• Exercise requirements: Only an exact repetition of the entries will do.

Component data from apps and pages:

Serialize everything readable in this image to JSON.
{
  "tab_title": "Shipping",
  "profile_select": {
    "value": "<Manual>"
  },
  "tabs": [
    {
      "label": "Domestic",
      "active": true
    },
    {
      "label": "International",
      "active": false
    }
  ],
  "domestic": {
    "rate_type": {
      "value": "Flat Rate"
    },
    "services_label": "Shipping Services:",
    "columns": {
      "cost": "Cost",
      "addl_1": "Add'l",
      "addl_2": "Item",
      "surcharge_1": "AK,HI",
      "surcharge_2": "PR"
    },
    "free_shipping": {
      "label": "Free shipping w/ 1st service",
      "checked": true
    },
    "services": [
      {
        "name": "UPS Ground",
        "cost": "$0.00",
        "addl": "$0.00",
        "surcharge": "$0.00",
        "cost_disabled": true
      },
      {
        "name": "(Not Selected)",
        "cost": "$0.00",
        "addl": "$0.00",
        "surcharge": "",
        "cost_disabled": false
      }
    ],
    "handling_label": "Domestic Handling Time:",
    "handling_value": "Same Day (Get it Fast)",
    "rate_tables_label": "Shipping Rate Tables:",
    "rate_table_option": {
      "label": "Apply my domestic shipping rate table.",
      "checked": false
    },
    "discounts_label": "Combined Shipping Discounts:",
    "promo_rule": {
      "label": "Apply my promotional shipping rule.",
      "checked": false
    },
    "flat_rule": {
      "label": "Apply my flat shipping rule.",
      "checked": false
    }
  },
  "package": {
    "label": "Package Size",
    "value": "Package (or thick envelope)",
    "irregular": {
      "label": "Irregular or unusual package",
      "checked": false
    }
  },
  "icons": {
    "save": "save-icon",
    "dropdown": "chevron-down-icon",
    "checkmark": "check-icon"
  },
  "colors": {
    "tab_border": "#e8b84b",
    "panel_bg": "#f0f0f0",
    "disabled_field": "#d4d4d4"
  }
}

• Exercise answer:
Serialize everything readable in this image to JSON.
{
  "tab_title": "Shipping",
  "profile_select": {
    "value": "<Manual>"
  },
  "tabs": [
    {
      "label": "Domestic",
      "active": true
    },
    {
      "label": "International",
      "active": false
    }
  ],
  "domestic": {
    "rate_type": {
      "value": "Flat Rate"
    },
    "services_label": "Shipping Services:",
    "columns": {
      "cost": "Cost",
      "addl_1": "Add'l",
      "addl_2": "Item",
      "surcharge_1": "AK,HI",
      "surcharge_2": "PR"
    },
    "free_shipping": {
      "label": "Free shipping w/ 1st service",
      "checked": true
    },
    "services": [
      {
        "name": "UPS Ground",
        "cost": "$0.00",
        "addl": "$0.00",
        "surcharge": "$0.00",
        "cost_disabled": true
      },
      {
        "name": "(Not Selected)",
        "cost": "$0.00",
        "addl": "$0.00",
        "surcharge": "",
        "cost_disabled": false
      }
    ],
    "handling_label": "Domestic Handling Time:",
    "handling_value": "Same Day (Get it Fast)",
    "rate_tables_label": "Shipping Rate Tables:",
    "rate_table_option": {
      "label": "Apply my domestic shipping rate table.",
      "checked": false
    },
    "discounts_label": "Combined Shipping Discounts:",
    "promo_rule": {
      "label": "Apply my promotional shipping rule.",
      "checked": false
    },
    "flat_rule": {
      "label": "Apply my flat shipping rule.",
      "checked": false
    }
  },
  "package": {
    "label": "Package Size",
    "value": "Package (or thick envelope)",
    "irregular": {
      "label": "Irregular or unusual package",
      "checked": false
    }
  },
  "icons": {
    "save": "save-icon",
    "dropdown": "chevron-down-icon",
    "checkmark": "check-icon"
  },
  "colors": {
    "tab_border": "#e8b84b",
    "panel_bg": "#f0f0f0",
    "disabled_field": "#d4d4d4"
  }
}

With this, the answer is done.